HUH? That is not God talking. No, coming from behind loud, heavy breathing guy starts sharing to his buddy in enormous detail throughout the rest of my hike, all about the bloody event that took place on his scrotum.  The size of the tick, the even bigger size of the needles used to remove the tick, the blood, the pain, the screaming, the never in his life did he think he would see his ball look so black and blue and bloody….

Oh, lord, please help me.  Get me the hell off this mountain.  Yes, it had now become a mountain. I felt like I was never going to reach the top and find my way down. This was far more difficult than Masada. This was a form of torture I was not prepared for. To spend an entire hike listening to the gory details of this man’s ball attack was not exactly what I thought I’d be hearing.

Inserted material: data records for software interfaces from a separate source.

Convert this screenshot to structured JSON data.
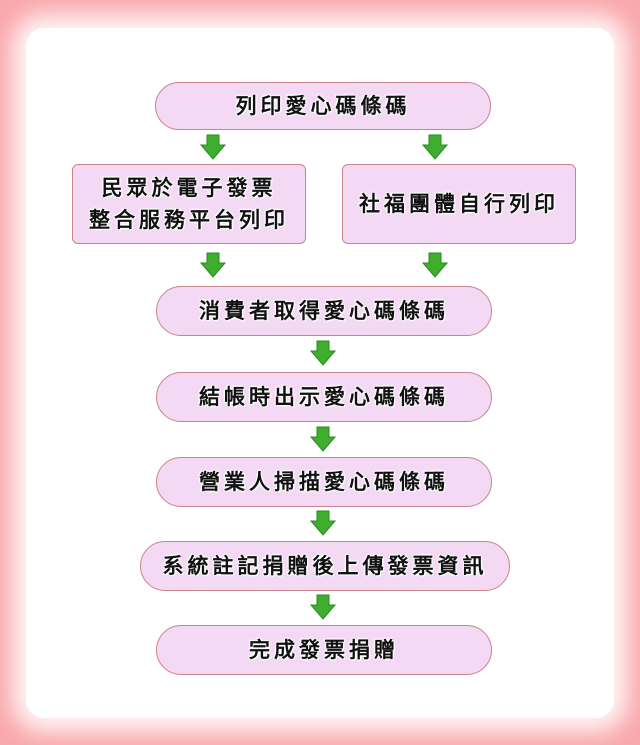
{
  "flowchart": {
    "steps": {
      "print_barcode": "列印愛心碼條碼",
      "public_print": "民眾於電子發票\n整合服務平台列印",
      "welfare_print": "社福團體自行列印",
      "consumer_obtain": "消費者取得愛心碼條碼",
      "show_at_checkout": "結帳時出示愛心碼條碼",
      "merchant_scan": "營業人掃描愛心碼條碼",
      "system_upload": "系統註記捐贈後上傳發票資訊",
      "donation_complete": "完成發票捐贈"
    },
    "colors": {
      "background": "#f9a9ad",
      "box_fill": "#f3d9f4",
      "box_border": "#c9858b",
      "arrow": "#3fae2f"
    }
  }
}
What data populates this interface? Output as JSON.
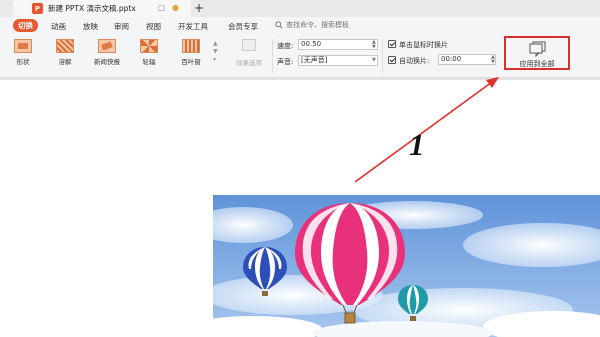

And yet, miraculously, something happened, something beyond my control. Something I could not have planned or expected. As I was finally hitting the top of the hill it dawned on me…

My fear had been lifted.

I was no longer homeless, childless, jobless, talentless. Suddenly, I was acutely aware of how absolutely abundant my little tick-free life was. And even better — I was laughing.

I mean, tears-running-down-my-face laughing. Was it the walk? Was it God? Or was it…  a stranger’s tale?

I don’t know. All I did know was that I was okay. Everything was going to be okay. I skipped all the way down the hill with my dog, never looking back, never seeing the face of the man whose tick attacked ball had done what I could not do alone.

Told my demons to go take a hike.